-- Entries taken from a collection --
╭──

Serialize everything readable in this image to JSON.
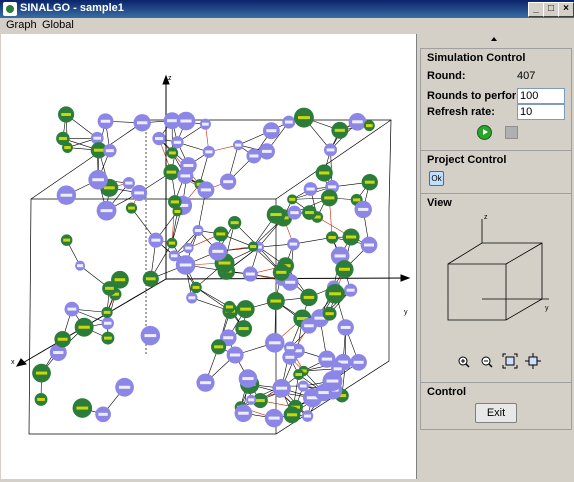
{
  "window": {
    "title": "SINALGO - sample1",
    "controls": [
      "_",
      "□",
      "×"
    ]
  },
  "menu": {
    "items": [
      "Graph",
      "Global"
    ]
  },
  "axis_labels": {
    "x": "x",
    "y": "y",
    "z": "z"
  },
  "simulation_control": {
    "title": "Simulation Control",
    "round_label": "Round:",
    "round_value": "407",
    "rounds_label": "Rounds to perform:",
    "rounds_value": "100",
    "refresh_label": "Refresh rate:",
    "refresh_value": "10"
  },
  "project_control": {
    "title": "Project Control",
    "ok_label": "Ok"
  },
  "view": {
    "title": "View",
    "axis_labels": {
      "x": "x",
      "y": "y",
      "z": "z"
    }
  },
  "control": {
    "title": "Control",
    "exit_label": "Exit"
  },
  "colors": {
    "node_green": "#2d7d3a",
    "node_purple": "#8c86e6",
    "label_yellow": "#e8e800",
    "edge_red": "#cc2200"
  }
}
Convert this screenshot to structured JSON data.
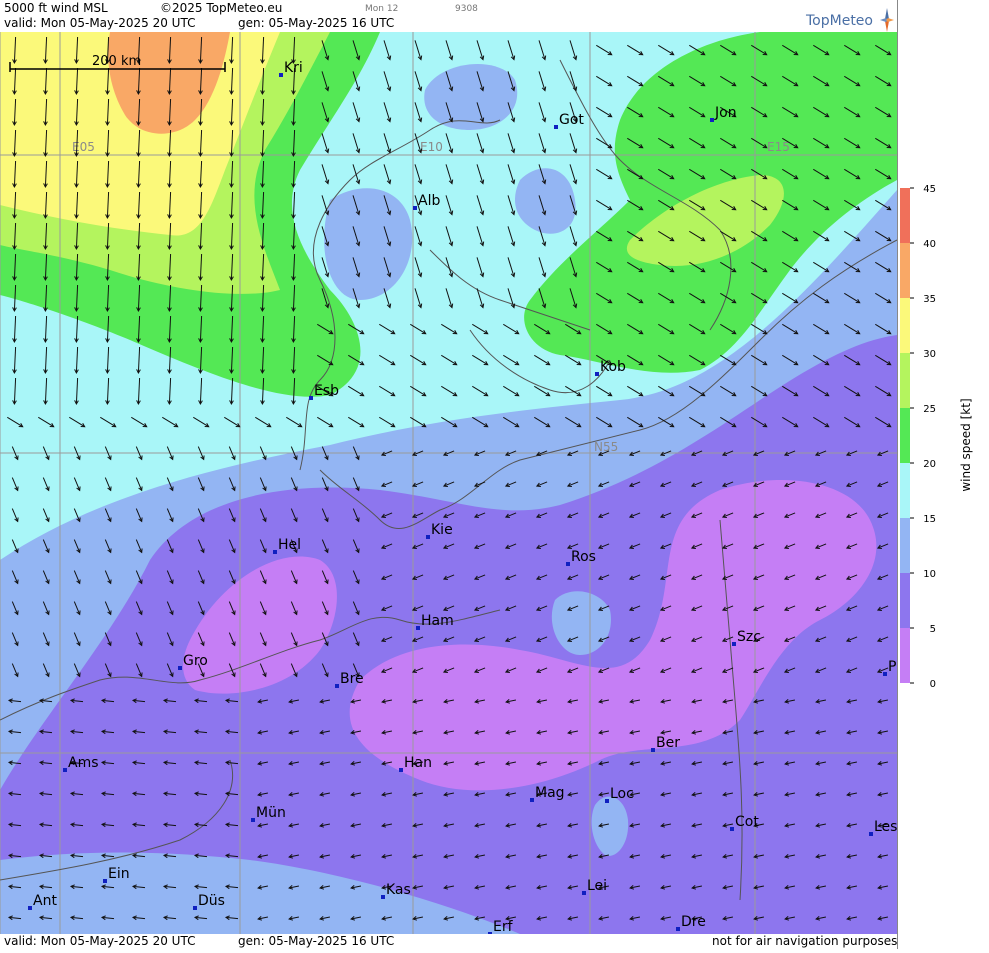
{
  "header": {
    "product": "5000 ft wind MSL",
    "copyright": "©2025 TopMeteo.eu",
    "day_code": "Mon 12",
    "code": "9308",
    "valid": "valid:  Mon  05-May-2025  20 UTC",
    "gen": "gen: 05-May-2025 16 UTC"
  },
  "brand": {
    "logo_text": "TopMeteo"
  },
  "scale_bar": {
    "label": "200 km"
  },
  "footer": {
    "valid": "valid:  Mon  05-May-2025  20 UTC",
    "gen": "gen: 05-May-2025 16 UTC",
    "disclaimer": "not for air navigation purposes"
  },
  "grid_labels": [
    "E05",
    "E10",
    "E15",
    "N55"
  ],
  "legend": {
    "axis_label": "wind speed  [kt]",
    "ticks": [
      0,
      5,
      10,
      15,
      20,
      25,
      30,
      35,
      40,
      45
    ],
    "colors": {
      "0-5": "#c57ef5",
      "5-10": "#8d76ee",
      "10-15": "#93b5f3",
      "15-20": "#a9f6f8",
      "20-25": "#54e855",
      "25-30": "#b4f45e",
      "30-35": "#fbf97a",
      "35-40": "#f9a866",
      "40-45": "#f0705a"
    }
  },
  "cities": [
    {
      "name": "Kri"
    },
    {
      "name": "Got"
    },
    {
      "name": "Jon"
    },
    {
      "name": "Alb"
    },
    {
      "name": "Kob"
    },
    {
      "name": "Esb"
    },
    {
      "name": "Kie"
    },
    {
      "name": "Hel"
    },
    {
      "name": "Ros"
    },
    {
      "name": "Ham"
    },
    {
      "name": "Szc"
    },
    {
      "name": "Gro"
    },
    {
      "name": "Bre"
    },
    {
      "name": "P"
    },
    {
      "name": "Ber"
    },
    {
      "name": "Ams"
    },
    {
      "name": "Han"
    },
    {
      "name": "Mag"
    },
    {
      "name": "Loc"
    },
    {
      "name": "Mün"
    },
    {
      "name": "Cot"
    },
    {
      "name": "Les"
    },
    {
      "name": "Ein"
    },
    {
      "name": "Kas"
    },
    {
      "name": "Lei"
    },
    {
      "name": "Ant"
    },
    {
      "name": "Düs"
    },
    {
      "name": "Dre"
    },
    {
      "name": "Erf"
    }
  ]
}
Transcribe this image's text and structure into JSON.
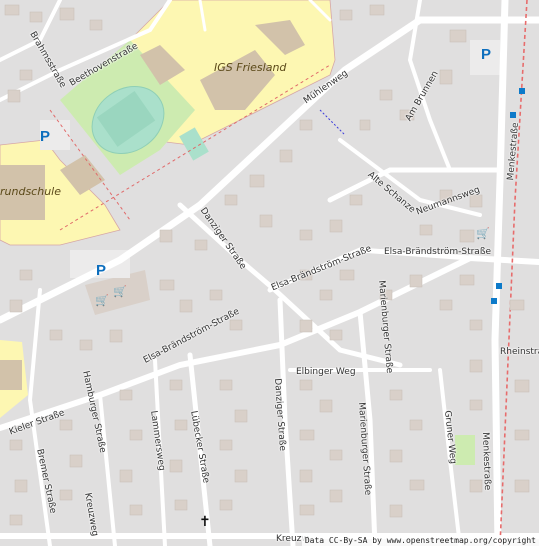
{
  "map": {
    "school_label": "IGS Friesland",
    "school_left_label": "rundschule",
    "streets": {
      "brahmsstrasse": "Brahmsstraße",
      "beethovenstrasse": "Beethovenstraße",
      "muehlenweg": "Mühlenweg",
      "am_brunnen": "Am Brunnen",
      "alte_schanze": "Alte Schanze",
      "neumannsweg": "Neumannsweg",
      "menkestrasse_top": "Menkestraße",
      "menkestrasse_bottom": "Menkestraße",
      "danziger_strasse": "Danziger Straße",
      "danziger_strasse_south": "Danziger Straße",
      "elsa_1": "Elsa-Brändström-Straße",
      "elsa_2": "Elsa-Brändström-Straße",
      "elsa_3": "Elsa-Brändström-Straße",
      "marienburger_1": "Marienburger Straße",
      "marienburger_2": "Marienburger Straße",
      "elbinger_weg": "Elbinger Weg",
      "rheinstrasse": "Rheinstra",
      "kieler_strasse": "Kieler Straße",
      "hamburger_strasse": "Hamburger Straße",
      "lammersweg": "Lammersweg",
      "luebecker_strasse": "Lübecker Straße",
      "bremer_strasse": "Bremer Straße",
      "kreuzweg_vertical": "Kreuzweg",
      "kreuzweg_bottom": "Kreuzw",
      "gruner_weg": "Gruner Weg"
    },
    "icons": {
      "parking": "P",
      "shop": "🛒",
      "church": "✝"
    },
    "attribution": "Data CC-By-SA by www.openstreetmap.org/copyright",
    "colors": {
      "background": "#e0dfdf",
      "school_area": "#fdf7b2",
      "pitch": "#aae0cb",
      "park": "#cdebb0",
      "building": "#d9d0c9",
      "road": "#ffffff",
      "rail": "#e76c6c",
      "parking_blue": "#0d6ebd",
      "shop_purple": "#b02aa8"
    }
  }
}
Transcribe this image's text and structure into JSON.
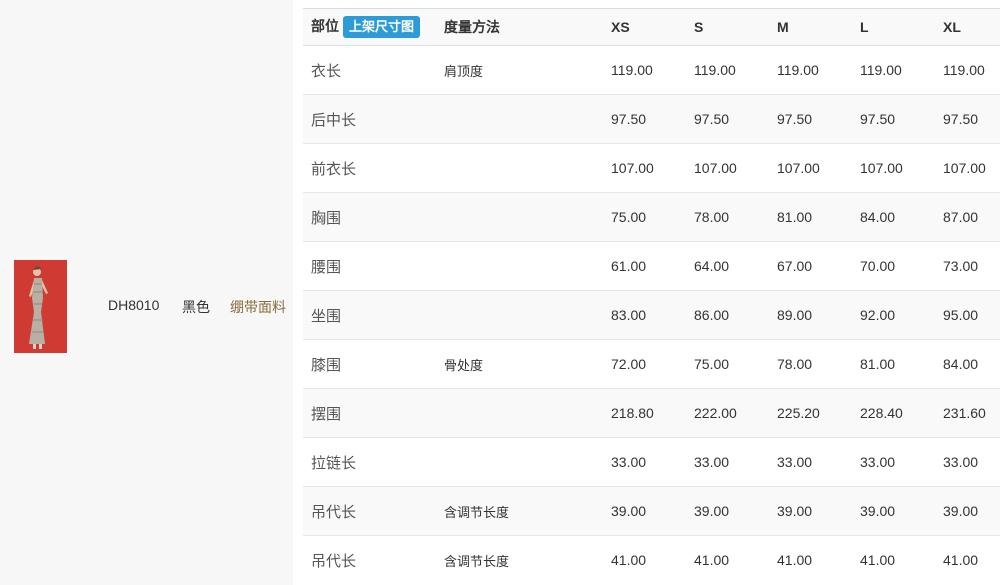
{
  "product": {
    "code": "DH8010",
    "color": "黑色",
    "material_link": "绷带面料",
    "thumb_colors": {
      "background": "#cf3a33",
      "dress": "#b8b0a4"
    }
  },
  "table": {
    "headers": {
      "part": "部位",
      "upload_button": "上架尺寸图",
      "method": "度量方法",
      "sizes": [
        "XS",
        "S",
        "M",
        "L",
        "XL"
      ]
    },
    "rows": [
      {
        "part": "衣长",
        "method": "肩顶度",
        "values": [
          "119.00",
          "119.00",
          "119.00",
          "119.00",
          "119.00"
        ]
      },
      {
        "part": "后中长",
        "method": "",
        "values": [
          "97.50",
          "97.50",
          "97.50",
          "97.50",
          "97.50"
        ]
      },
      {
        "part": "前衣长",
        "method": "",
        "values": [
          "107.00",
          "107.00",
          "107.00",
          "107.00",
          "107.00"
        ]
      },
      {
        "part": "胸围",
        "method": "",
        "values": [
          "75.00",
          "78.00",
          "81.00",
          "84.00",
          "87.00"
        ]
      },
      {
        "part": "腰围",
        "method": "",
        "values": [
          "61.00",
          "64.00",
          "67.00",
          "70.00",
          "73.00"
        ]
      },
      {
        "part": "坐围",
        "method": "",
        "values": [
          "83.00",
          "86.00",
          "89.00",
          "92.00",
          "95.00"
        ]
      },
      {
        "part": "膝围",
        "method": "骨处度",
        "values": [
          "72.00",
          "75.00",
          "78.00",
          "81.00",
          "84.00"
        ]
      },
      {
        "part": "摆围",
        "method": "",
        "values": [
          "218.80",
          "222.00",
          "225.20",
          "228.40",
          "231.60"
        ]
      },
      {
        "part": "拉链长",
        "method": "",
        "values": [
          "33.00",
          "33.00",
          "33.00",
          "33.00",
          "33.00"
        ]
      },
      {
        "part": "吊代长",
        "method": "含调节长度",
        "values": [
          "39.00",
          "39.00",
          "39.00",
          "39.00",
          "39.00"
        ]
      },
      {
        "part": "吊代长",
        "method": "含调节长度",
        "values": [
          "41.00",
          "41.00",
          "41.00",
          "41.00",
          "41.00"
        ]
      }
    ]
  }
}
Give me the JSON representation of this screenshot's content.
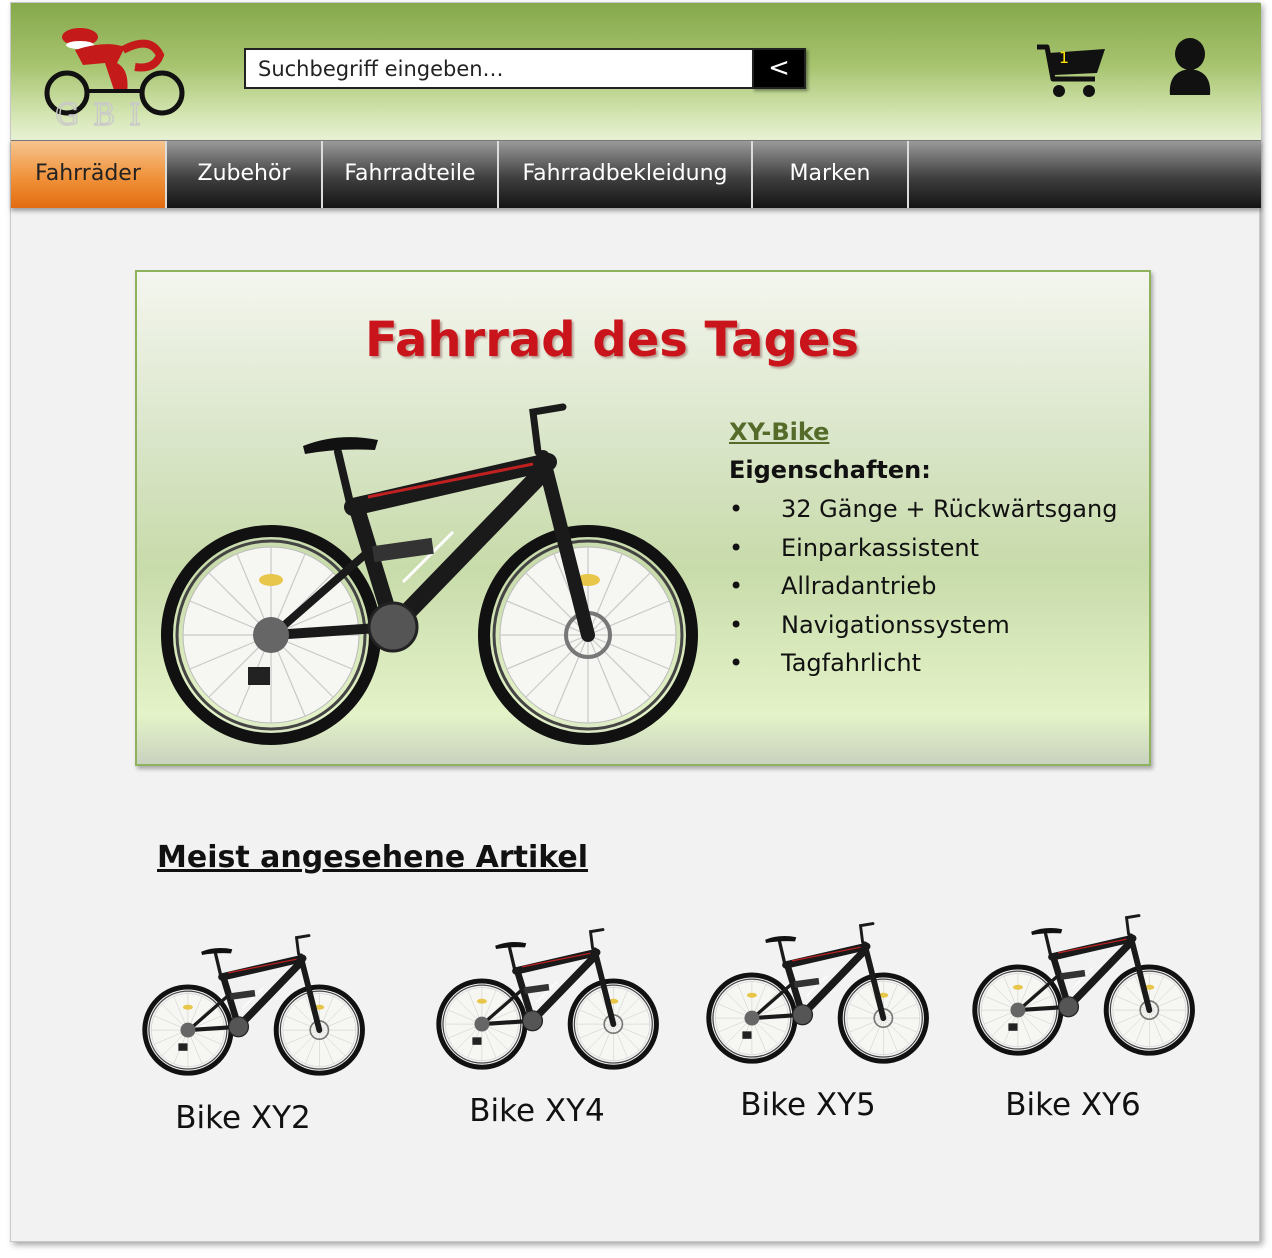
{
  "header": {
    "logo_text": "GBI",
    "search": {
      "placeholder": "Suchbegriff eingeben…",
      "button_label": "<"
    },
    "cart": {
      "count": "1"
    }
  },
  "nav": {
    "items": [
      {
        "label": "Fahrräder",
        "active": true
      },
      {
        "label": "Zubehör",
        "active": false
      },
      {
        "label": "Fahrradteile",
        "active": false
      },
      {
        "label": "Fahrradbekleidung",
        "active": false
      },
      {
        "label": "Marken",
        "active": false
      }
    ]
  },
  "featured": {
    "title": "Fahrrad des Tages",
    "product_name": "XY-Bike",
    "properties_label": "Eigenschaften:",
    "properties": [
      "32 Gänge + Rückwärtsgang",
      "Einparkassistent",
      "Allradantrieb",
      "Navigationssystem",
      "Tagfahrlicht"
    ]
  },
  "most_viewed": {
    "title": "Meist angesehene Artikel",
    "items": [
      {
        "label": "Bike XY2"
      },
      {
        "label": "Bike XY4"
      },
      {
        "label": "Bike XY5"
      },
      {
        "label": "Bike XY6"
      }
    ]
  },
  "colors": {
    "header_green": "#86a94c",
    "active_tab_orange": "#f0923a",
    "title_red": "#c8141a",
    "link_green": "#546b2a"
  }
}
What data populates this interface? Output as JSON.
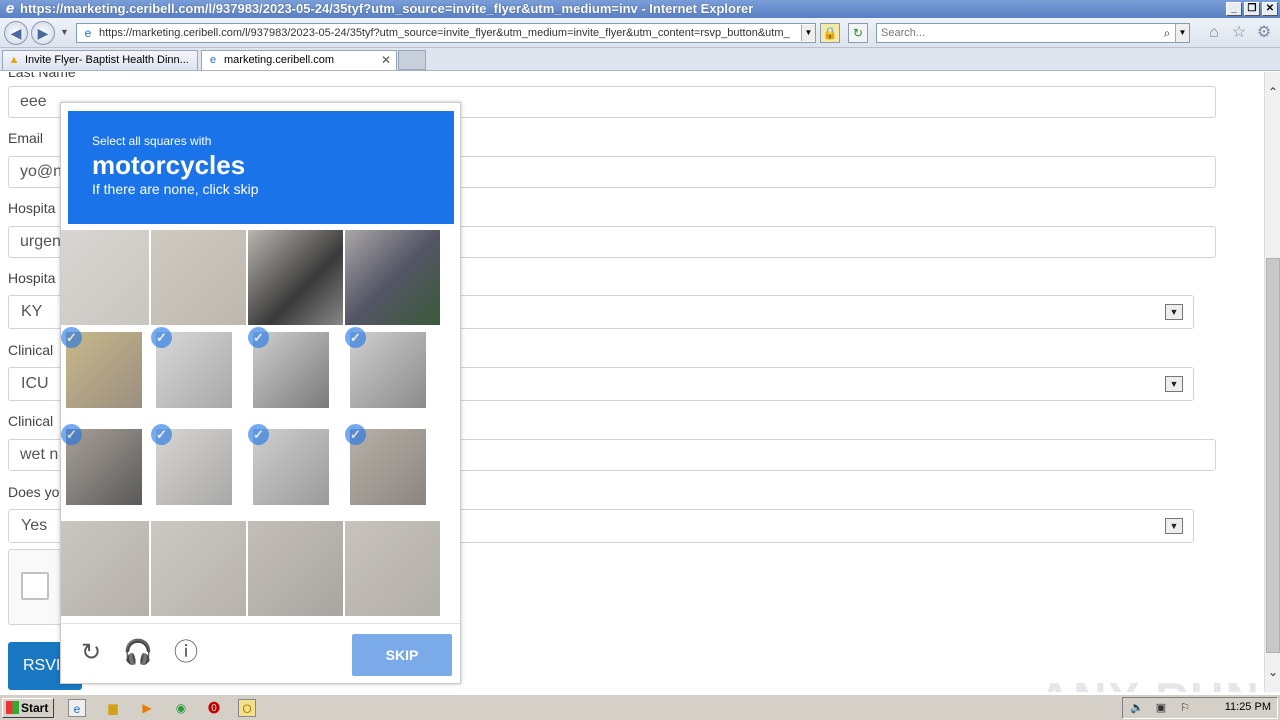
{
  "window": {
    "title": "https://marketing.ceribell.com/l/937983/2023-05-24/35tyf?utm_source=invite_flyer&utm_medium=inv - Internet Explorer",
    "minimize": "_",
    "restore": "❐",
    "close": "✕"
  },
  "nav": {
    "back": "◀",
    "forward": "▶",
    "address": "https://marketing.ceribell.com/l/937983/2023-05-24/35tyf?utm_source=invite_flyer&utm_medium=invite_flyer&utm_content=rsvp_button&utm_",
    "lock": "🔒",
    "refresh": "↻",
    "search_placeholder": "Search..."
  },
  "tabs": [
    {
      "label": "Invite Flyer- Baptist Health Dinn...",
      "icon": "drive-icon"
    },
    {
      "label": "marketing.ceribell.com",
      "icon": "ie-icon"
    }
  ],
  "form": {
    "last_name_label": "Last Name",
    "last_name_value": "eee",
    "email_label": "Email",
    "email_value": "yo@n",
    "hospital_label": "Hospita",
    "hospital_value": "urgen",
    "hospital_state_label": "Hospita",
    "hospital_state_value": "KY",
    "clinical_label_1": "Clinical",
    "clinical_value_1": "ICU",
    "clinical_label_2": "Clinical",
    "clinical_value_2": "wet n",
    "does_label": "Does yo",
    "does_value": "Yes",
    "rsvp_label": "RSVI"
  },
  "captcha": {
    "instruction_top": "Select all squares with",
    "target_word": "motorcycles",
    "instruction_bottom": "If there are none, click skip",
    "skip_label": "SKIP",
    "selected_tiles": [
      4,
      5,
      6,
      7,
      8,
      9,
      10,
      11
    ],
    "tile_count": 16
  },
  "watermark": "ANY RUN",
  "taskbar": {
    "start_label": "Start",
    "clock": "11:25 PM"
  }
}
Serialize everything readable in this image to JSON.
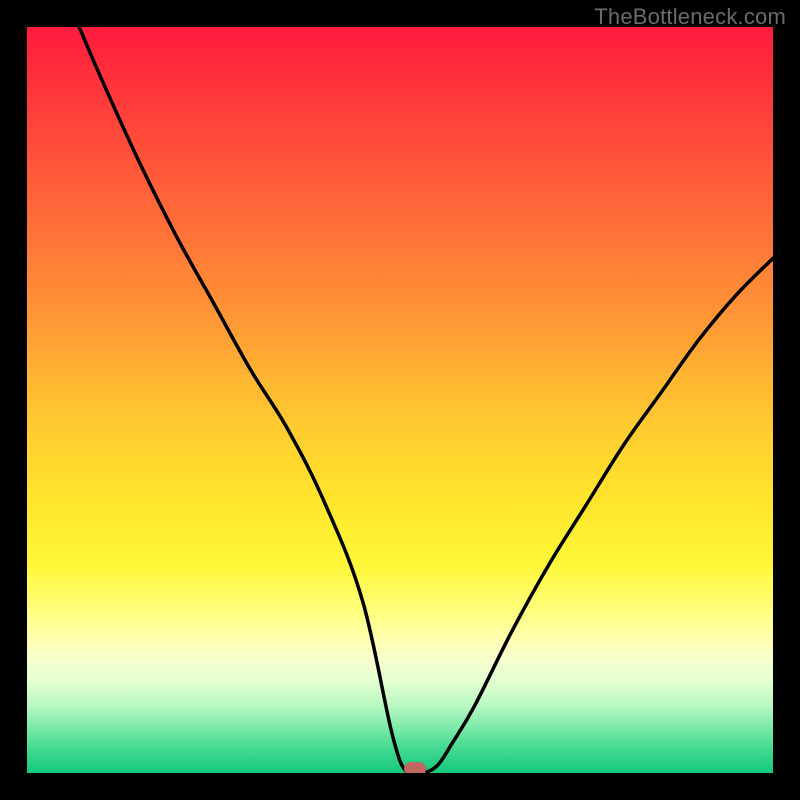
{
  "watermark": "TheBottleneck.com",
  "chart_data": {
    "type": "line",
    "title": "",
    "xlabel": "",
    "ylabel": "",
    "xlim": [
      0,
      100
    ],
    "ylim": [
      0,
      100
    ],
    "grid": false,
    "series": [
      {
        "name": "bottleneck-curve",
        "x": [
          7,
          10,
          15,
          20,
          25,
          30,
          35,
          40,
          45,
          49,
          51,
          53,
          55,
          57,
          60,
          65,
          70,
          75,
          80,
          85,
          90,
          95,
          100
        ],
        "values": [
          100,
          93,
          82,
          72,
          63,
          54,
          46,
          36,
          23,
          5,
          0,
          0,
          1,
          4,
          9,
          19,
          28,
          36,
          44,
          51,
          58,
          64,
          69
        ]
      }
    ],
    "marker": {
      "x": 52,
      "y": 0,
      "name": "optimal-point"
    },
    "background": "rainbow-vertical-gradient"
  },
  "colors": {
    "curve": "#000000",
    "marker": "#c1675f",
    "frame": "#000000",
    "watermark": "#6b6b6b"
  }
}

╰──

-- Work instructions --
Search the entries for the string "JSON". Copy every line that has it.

-- Result for this task --
Serialize everything readable in this image to JSON.
Convert this screenshot to structured JSON data.
Transcribe this image's text and structure into JSON.
Transcribe this image's text and structure into JSON.
Give me the JSON representation of this screenshot's content.
What data populates this interface? Output as JSON.
Serialize everything readable in this image to JSON.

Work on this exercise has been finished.